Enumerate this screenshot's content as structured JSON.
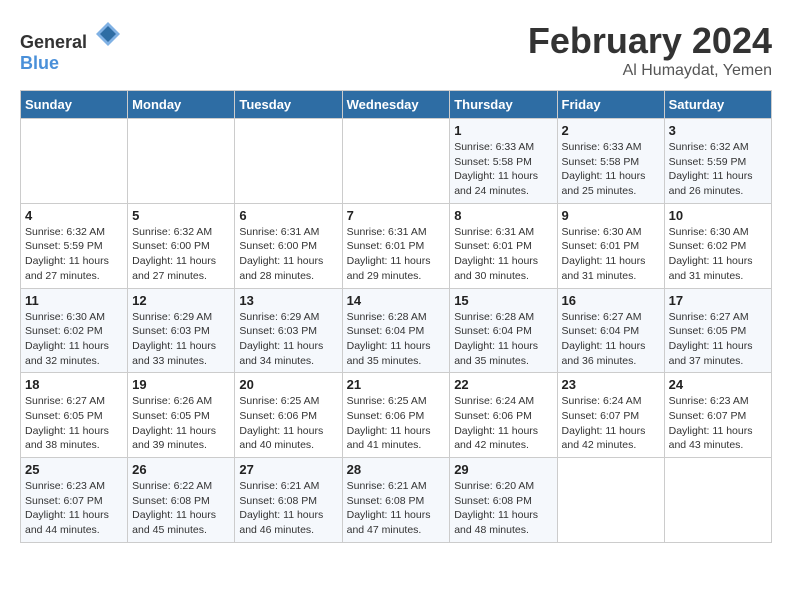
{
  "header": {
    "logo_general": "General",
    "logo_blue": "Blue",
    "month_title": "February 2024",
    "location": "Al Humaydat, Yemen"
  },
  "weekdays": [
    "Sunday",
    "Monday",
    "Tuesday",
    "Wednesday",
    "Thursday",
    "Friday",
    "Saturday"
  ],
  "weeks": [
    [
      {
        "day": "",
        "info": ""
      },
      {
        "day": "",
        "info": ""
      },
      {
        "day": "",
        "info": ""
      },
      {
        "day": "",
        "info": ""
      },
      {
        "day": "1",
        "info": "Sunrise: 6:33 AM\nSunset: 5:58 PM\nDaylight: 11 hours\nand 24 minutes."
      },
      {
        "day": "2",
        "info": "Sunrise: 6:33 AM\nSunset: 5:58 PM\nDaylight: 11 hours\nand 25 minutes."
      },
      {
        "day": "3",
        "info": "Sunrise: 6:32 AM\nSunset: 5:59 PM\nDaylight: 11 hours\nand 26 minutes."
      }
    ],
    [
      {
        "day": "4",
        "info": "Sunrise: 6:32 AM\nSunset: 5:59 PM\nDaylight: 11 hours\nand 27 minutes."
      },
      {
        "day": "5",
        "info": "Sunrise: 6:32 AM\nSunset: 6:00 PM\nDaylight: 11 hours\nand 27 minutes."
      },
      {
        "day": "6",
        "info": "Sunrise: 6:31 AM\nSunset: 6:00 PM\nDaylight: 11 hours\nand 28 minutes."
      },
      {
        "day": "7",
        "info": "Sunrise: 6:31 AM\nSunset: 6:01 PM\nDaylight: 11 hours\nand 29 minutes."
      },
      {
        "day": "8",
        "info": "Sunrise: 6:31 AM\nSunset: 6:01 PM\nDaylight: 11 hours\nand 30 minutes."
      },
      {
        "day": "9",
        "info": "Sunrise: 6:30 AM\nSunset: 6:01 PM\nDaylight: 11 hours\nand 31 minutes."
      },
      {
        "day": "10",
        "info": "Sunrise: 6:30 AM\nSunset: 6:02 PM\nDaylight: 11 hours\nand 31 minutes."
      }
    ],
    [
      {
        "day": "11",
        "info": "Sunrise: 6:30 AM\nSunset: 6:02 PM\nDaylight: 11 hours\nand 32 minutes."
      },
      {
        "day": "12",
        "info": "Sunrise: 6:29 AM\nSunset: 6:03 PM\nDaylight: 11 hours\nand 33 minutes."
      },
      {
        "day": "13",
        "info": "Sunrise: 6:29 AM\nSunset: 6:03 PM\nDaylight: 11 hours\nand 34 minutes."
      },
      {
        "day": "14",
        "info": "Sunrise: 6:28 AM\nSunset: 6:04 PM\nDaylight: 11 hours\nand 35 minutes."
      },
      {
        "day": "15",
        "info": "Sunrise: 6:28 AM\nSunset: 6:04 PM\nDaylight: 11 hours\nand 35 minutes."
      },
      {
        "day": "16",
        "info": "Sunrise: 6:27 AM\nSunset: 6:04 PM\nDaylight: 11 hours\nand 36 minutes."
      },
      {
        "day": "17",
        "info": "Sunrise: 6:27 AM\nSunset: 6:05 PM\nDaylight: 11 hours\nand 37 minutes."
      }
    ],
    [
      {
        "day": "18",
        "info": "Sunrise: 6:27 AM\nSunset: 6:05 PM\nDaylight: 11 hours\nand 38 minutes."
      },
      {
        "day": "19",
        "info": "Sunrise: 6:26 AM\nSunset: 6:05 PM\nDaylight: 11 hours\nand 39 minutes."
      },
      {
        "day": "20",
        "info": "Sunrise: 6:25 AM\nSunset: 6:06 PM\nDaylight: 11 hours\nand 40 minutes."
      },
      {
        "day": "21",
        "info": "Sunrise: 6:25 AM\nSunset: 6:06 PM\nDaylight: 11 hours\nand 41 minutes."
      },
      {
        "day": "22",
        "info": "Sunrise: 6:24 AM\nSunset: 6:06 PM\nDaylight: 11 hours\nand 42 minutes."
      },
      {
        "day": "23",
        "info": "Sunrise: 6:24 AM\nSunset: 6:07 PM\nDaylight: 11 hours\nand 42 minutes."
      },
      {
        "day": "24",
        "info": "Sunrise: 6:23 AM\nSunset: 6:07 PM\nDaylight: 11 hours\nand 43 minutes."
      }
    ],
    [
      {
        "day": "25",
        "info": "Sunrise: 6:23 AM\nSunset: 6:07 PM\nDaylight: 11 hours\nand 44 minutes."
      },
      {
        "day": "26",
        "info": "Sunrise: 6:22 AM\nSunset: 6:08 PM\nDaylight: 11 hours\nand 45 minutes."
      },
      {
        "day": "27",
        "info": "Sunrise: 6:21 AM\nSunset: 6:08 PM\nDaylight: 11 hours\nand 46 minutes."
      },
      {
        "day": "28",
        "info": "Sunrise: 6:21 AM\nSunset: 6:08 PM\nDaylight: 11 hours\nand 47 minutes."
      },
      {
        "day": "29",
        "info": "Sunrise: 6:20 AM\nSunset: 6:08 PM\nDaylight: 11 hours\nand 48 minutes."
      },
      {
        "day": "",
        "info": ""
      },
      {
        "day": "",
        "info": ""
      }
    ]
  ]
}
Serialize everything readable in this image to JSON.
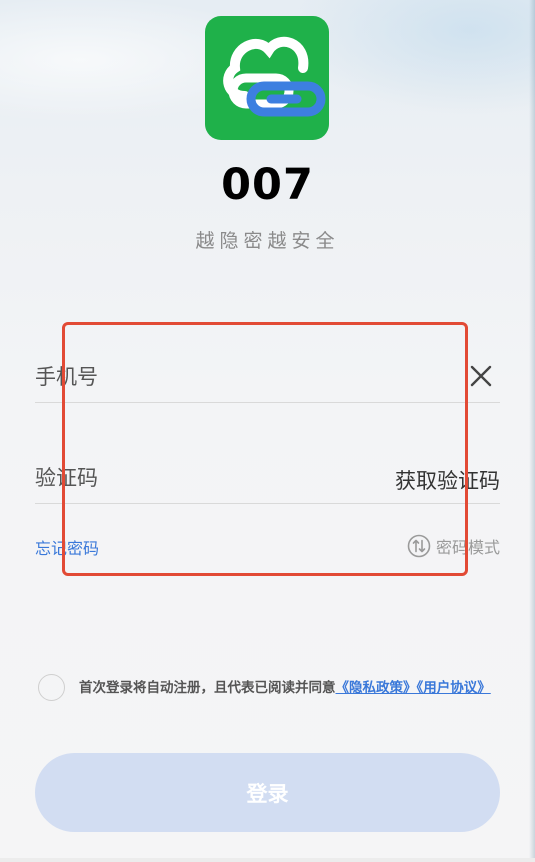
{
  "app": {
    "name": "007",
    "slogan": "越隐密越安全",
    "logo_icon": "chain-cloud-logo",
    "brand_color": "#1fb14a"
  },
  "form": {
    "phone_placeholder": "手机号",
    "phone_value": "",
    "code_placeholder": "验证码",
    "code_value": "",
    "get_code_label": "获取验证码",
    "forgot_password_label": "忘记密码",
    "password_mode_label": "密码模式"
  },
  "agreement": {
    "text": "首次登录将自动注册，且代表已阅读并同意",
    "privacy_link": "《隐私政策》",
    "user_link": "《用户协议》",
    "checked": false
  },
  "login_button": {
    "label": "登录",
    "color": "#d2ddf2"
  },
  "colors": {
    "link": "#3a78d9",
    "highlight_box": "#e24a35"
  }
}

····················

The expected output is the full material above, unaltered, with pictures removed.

**Answer to the problem**
Enumerate this screenshot's content as structured JSON.
{
  "header": {
    "logo_general": "General",
    "logo_blue": "Blue",
    "month_title": "February 2024",
    "location": "Al Humaydat, Yemen"
  },
  "weekdays": [
    "Sunday",
    "Monday",
    "Tuesday",
    "Wednesday",
    "Thursday",
    "Friday",
    "Saturday"
  ],
  "weeks": [
    [
      {
        "day": "",
        "info": ""
      },
      {
        "day": "",
        "info": ""
      },
      {
        "day": "",
        "info": ""
      },
      {
        "day": "",
        "info": ""
      },
      {
        "day": "1",
        "info": "Sunrise: 6:33 AM\nSunset: 5:58 PM\nDaylight: 11 hours\nand 24 minutes."
      },
      {
        "day": "2",
        "info": "Sunrise: 6:33 AM\nSunset: 5:58 PM\nDaylight: 11 hours\nand 25 minutes."
      },
      {
        "day": "3",
        "info": "Sunrise: 6:32 AM\nSunset: 5:59 PM\nDaylight: 11 hours\nand 26 minutes."
      }
    ],
    [
      {
        "day": "4",
        "info": "Sunrise: 6:32 AM\nSunset: 5:59 PM\nDaylight: 11 hours\nand 27 minutes."
      },
      {
        "day": "5",
        "info": "Sunrise: 6:32 AM\nSunset: 6:00 PM\nDaylight: 11 hours\nand 27 minutes."
      },
      {
        "day": "6",
        "info": "Sunrise: 6:31 AM\nSunset: 6:00 PM\nDaylight: 11 hours\nand 28 minutes."
      },
      {
        "day": "7",
        "info": "Sunrise: 6:31 AM\nSunset: 6:01 PM\nDaylight: 11 hours\nand 29 minutes."
      },
      {
        "day": "8",
        "info": "Sunrise: 6:31 AM\nSunset: 6:01 PM\nDaylight: 11 hours\nand 30 minutes."
      },
      {
        "day": "9",
        "info": "Sunrise: 6:30 AM\nSunset: 6:01 PM\nDaylight: 11 hours\nand 31 minutes."
      },
      {
        "day": "10",
        "info": "Sunrise: 6:30 AM\nSunset: 6:02 PM\nDaylight: 11 hours\nand 31 minutes."
      }
    ],
    [
      {
        "day": "11",
        "info": "Sunrise: 6:30 AM\nSunset: 6:02 PM\nDaylight: 11 hours\nand 32 minutes."
      },
      {
        "day": "12",
        "info": "Sunrise: 6:29 AM\nSunset: 6:03 PM\nDaylight: 11 hours\nand 33 minutes."
      },
      {
        "day": "13",
        "info": "Sunrise: 6:29 AM\nSunset: 6:03 PM\nDaylight: 11 hours\nand 34 minutes."
      },
      {
        "day": "14",
        "info": "Sunrise: 6:28 AM\nSunset: 6:04 PM\nDaylight: 11 hours\nand 35 minutes."
      },
      {
        "day": "15",
        "info": "Sunrise: 6:28 AM\nSunset: 6:04 PM\nDaylight: 11 hours\nand 35 minutes."
      },
      {
        "day": "16",
        "info": "Sunrise: 6:27 AM\nSunset: 6:04 PM\nDaylight: 11 hours\nand 36 minutes."
      },
      {
        "day": "17",
        "info": "Sunrise: 6:27 AM\nSunset: 6:05 PM\nDaylight: 11 hours\nand 37 minutes."
      }
    ],
    [
      {
        "day": "18",
        "info": "Sunrise: 6:27 AM\nSunset: 6:05 PM\nDaylight: 11 hours\nand 38 minutes."
      },
      {
        "day": "19",
        "info": "Sunrise: 6:26 AM\nSunset: 6:05 PM\nDaylight: 11 hours\nand 39 minutes."
      },
      {
        "day": "20",
        "info": "Sunrise: 6:25 AM\nSunset: 6:06 PM\nDaylight: 11 hours\nand 40 minutes."
      },
      {
        "day": "21",
        "info": "Sunrise: 6:25 AM\nSunset: 6:06 PM\nDaylight: 11 hours\nand 41 minutes."
      },
      {
        "day": "22",
        "info": "Sunrise: 6:24 AM\nSunset: 6:06 PM\nDaylight: 11 hours\nand 42 minutes."
      },
      {
        "day": "23",
        "info": "Sunrise: 6:24 AM\nSunset: 6:07 PM\nDaylight: 11 hours\nand 42 minutes."
      },
      {
        "day": "24",
        "info": "Sunrise: 6:23 AM\nSunset: 6:07 PM\nDaylight: 11 hours\nand 43 minutes."
      }
    ],
    [
      {
        "day": "25",
        "info": "Sunrise: 6:23 AM\nSunset: 6:07 PM\nDaylight: 11 hours\nand 44 minutes."
      },
      {
        "day": "26",
        "info": "Sunrise: 6:22 AM\nSunset: 6:08 PM\nDaylight: 11 hours\nand 45 minutes."
      },
      {
        "day": "27",
        "info": "Sunrise: 6:21 AM\nSunset: 6:08 PM\nDaylight: 11 hours\nand 46 minutes."
      },
      {
        "day": "28",
        "info": "Sunrise: 6:21 AM\nSunset: 6:08 PM\nDaylight: 11 hours\nand 47 minutes."
      },
      {
        "day": "29",
        "info": "Sunrise: 6:20 AM\nSunset: 6:08 PM\nDaylight: 11 hours\nand 48 minutes."
      },
      {
        "day": "",
        "info": ""
      },
      {
        "day": "",
        "info": ""
      }
    ]
  ]
}
Serialize everything readable in this image to JSON.
{
  "app": {
    "name": "007",
    "slogan": "越隐密越安全",
    "logo_icon": "chain-cloud-logo",
    "brand_color": "#1fb14a"
  },
  "form": {
    "phone_placeholder": "手机号",
    "phone_value": "",
    "code_placeholder": "验证码",
    "code_value": "",
    "get_code_label": "获取验证码",
    "forgot_password_label": "忘记密码",
    "password_mode_label": "密码模式"
  },
  "agreement": {
    "text": "首次登录将自动注册，且代表已阅读并同意",
    "privacy_link": "《隐私政策》",
    "user_link": "《用户协议》",
    "checked": false
  },
  "login_button": {
    "label": "登录",
    "color": "#d2ddf2"
  },
  "colors": {
    "link": "#3a78d9",
    "highlight_box": "#e24a35"
  }
}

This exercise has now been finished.